Today’s payments infrastructure is far from ideal for meeting global transactional needs. The current system was designed for high-value payments to be processed in batch, creating a lack of information exchange and often requiring manual intervention, meaning that each leg of settlement between correspondents creates risk, cost and delays in payments.

As a result of these technological limitations, more banks cannot efficiently service cross-border payments and are choosing to cease international services entirely. The Royal Bank of Scotland Group Plc (RBS) elected to exit transaction banking outside of the U.K. and Ireland due to the high cost of reforming its infrastructure and a lack of adequate returns. By deciding to opt-out, RBS must work with about 7,000 customers in 32 countries to find alternative banks before the end of the year.

RBS is one of many banks that has made the difficult decision to withdraw global payment services: according to a report by the Financial Stability Board, three-quarters of large banks surveyed have reduced their number of correspondent accounts in the last three years, with most local and regional banks also seeing a decline in access.

A loss in correspondent banking services is detrimental to economic growth, as an increase in financial exclusion affects people in developing countries who rely on remittances as a key source of funds.

Industry experts agree that a better approach is needed to reinvent corresponding banking:

  • The Bank for International Settlements (BIS) states that cutting correspondent accounts further fragments cross-border payment networks and threatens the range of available banking services.
  • Global heads of transaction banking from Deutsche Bank, Standard Chartered Bank and Bank of America Merrill Lynch join other noted speakers to discuss the future of correspondent banking at the Sibos conference in Geneva next month.

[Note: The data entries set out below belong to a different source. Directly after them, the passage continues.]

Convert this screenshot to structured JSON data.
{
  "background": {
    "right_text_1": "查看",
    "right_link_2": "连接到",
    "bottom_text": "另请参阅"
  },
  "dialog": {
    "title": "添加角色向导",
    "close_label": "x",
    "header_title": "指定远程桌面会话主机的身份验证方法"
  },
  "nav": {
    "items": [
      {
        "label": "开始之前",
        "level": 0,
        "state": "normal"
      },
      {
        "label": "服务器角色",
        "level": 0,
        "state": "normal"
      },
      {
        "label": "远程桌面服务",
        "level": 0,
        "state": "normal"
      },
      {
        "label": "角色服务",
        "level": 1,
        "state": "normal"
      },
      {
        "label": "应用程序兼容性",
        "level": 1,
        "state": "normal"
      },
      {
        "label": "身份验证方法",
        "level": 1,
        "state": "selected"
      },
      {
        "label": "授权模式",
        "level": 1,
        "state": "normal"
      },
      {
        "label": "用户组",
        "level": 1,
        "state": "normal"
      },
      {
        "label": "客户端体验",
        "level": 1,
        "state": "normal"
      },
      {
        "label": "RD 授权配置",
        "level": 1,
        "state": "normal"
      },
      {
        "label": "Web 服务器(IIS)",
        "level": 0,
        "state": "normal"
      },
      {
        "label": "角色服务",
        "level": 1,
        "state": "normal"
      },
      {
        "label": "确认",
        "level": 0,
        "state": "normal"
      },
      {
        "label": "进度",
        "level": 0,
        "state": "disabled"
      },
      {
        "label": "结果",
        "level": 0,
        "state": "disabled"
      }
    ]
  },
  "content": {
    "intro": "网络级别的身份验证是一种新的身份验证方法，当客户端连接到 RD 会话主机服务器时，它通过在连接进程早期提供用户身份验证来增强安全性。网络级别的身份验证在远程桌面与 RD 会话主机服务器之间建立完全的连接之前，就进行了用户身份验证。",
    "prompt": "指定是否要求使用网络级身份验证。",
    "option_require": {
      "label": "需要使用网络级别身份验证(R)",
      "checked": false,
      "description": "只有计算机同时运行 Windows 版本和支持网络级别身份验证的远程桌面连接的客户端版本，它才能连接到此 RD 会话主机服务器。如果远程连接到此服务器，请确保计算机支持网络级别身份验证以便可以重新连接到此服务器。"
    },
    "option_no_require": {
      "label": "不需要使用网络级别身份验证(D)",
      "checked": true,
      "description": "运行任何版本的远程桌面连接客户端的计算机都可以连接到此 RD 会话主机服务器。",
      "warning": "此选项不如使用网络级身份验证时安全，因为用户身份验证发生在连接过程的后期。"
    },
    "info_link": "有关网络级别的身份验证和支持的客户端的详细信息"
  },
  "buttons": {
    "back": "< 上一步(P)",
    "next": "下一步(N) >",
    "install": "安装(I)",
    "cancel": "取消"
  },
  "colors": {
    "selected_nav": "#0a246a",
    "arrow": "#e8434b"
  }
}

Distributed financial technology, such as Ripple’s enterprise blockchain solution, interoperates payment networks to enable real-time cross-border payments, serving the global transaction needs of both institutions and their clients. It removes friction, lowers costs, increases automation and opens up new revenue opportunities while drastically improving customer experiences.

Contact us to join our growing, global network to improve cross-border payments.